I think I am doing something fundamentally wrong here as the graphs are isomorphic and as per my understanding, these isomorphic graphs would return a ground state energy of **0** where I am getting a ground state energy of **-3**.

Even when I am taking non-isomorphic graphs i.e. one of the graphs from the paper and the other, a square graph, I am getting a ground state energy (by the same method) of **-1**.

I think I am missing something very fundamental here. I would really appreciate it if someone pointed me in the right direction. Thanks in advance!

## Comments

Tanvi M(Report)Hi Turbasu,

Apologies for the delay!

There are a couple of missing details in the paper which might be the reason that the lowest energy for isomorphic graphs is less than zero for your implementation.

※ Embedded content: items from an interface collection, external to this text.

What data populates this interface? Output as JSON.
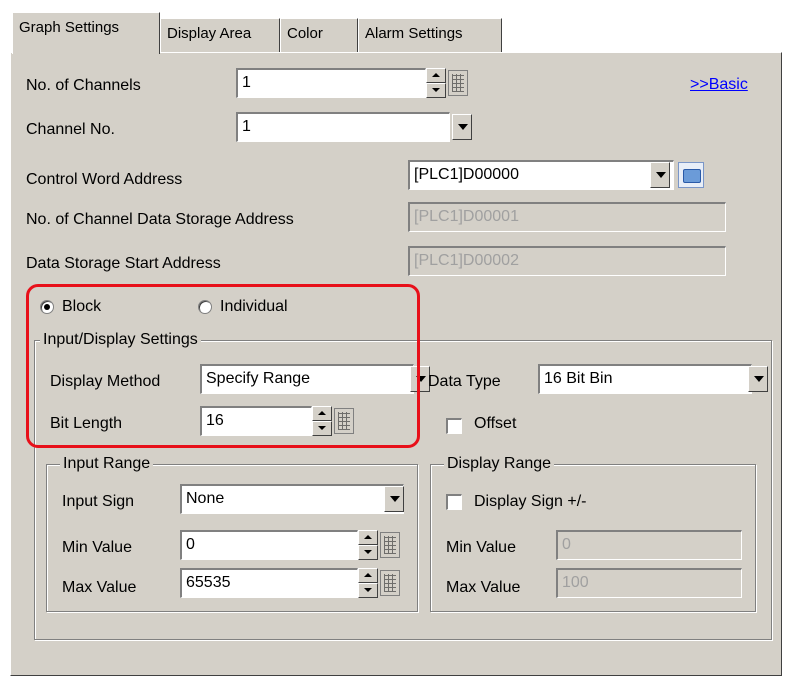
{
  "tabs": [
    "Graph Settings",
    "Display Area",
    "Color",
    "Alarm Settings"
  ],
  "basic_link": ">>Basic",
  "channels": {
    "label": "No. of Channels",
    "value": "1"
  },
  "channel_no": {
    "label": "Channel No.",
    "value": "1"
  },
  "control_word": {
    "label": "Control Word Address",
    "value": "[PLC1]D00000"
  },
  "data_storage_addr": {
    "label": "No. of Channel Data Storage Address",
    "value": "[PLC1]D00001"
  },
  "storage_start": {
    "label": "Data Storage Start Address",
    "value": "[PLC1]D00002"
  },
  "mode": {
    "block": "Block",
    "individual": "Individual",
    "selected": "Block"
  },
  "input_display": {
    "title": "Input/Display Settings",
    "display_method": {
      "label": "Display Method",
      "value": "Specify Range"
    },
    "data_type": {
      "label": "Data Type",
      "value": "16 Bit Bin"
    },
    "bit_length": {
      "label": "Bit Length",
      "value": "16"
    },
    "offset": {
      "label": "Offset",
      "checked": false
    }
  },
  "input_range": {
    "title": "Input Range",
    "sign": {
      "label": "Input Sign",
      "value": "None"
    },
    "min": {
      "label": "Min Value",
      "value": "0"
    },
    "max": {
      "label": "Max Value",
      "value": "65535"
    }
  },
  "display_range": {
    "title": "Display Range",
    "sign": {
      "label": "Display Sign +/-",
      "checked": false
    },
    "min": {
      "label": "Min Value",
      "value": "0"
    },
    "max": {
      "label": "Max Value",
      "value": "100"
    }
  },
  "colors": {
    "highlight": "#e8101a",
    "panel": "#d4d0c8",
    "link": "#0000ff"
  }
}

In the compact Hamiltonian H_2(equation 5), if you expand the first two terms, you will notice that the linear biases for each x_{u,i} term evaluates to -2. However, in figure 1, Q has diagonal values(representing the linear biases) set to -1. There are no mentions about why or how the biases were scaled down.

The second thing to note is that the first two terms also include a constant term which are not included in the implementation. For example, for the given graphs G1 & G2 it will be 1 for each u: [1,2,3] and i: [1,2,4]. So, the offset should be set to 6 and if scaled down by a factor of 2, it evaluates to 3.

I hope looking into these two points helps!

We also have a code example, Circuit Equivalence, which reduces the problem to graph isomorphism. The approach is based on Lucas's formulation as described in the paper "

Ising formulations of many NP problems". This example implements the graph isomorphism problem as a discrete quadratic model instead of a BQM and then uses LeapHybridDQMSampler to solve it.Please sign in to leave a comment.